US hinterlands woo Chinese firms
PINE HILL, Ala. (AP) – Burdened with Alabama’s highest unemployment rate, long abandoned by textile mills and furniture plants, Wilcox County desperately needs jobs.
They’re coming, and from a most unlikely place: Henan Province, China, 7,600 miles away.
Henan’s Golden Dragon Precise Copper Tube Group opened a plant here last month. It will employ more than 300 in a county known less for job opportunities than for lakes filled with bass, pine forests rich with wild turkey and boar and muddy roads best negotiated in four-wheel-drive trucks.
“Jobs that pay $15 an hour are few and far between,” says Dottie Gaston, an official in nearby Thomasville.
What’s happening in Pine Hill is starting to happen across America.
After decades of siphoning jobs from the United States, China is creating some. Chinese companies invested a record $14 billion in the United States last year, according to the Rhodium Group research firm. Collectively, they employ more than 70,000 Americans, up from virtually none a decade ago.

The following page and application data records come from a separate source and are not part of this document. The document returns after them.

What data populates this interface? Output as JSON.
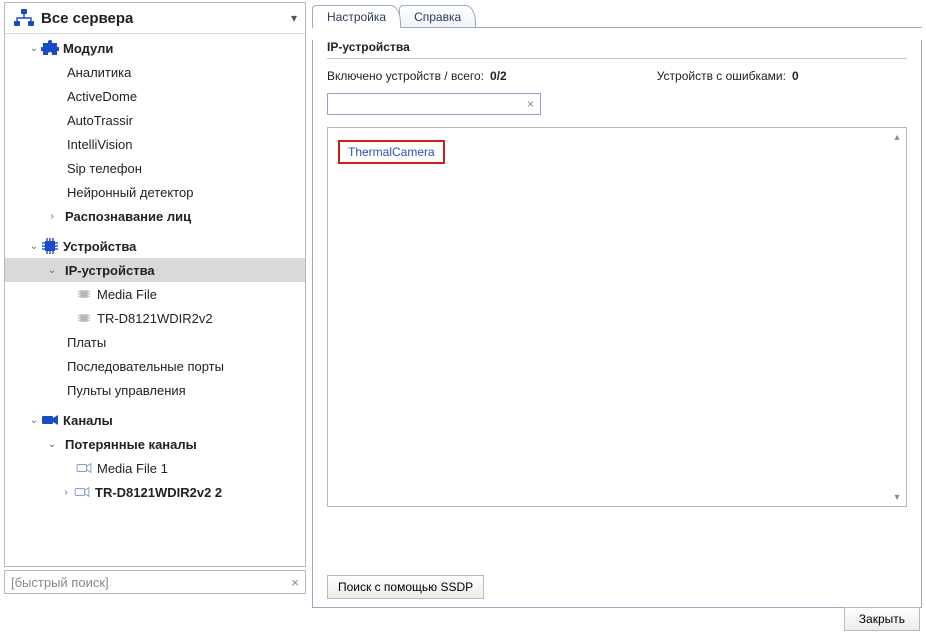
{
  "header": {
    "all_servers": "Все сервера"
  },
  "tree": {
    "modules": {
      "label": "Модули",
      "items": [
        "Аналитика",
        "ActiveDome",
        "AutoTrassir",
        "IntelliVision",
        "Sip телефон",
        "Нейронный детектор"
      ],
      "face_recognition": "Распознавание лиц"
    },
    "devices": {
      "label": "Устройства",
      "ip_devices": "IP-устройства",
      "ip_children": [
        "Media File",
        "TR-D8121WDIR2v2"
      ],
      "others": [
        "Платы",
        "Последовательные порты",
        "Пульты управления"
      ]
    },
    "channels": {
      "label": "Каналы",
      "lost": "Потерянные каналы",
      "lost_children": [
        "Media File 1",
        "TR-D8121WDIR2v2 2"
      ]
    }
  },
  "quick_search": {
    "placeholder": "[быстрый поиск]",
    "clear": "×"
  },
  "tabs": {
    "settings": "Настройка",
    "help": "Справка"
  },
  "panel": {
    "section_title": "IP-устройства",
    "enabled_label": "Включено устройств / всего:",
    "enabled_value": "0/2",
    "errors_label": "Устройств с ошибками:",
    "errors_value": "0",
    "filter_clear": "×",
    "device_name": "ThermalCamera",
    "ssdp_button": "Поиск с помощью SSDP"
  },
  "footer": {
    "close": "Закрыть"
  }
}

Powerful forces – narrowing wage gaps, tumbling U.S. energy prices, the vagaries of currency markets – are pulling Chinese companies across the Pacific. Mayors and economic development officials have lined up to welcome Chinese investors. Southern states, touting low labor and land costs, have been especially aggressive.
In the case of the Pine Hill plant, tax breaks, some Southern hospitality and a tray of homemade banana pudding helped, too. “Get off the plane and the mayor is waiting for you,” says Hong Kong billionaire Ronnie Chan.
In March, Dothan, Alabama, held a two-day U.S.-China manufacturing symposium, drawing dozens of potential Chinese investors. On sale were T-shirts reading: “Ni hao, y’all” – combining the Chinese version of “hello” with a colloquial Southernism.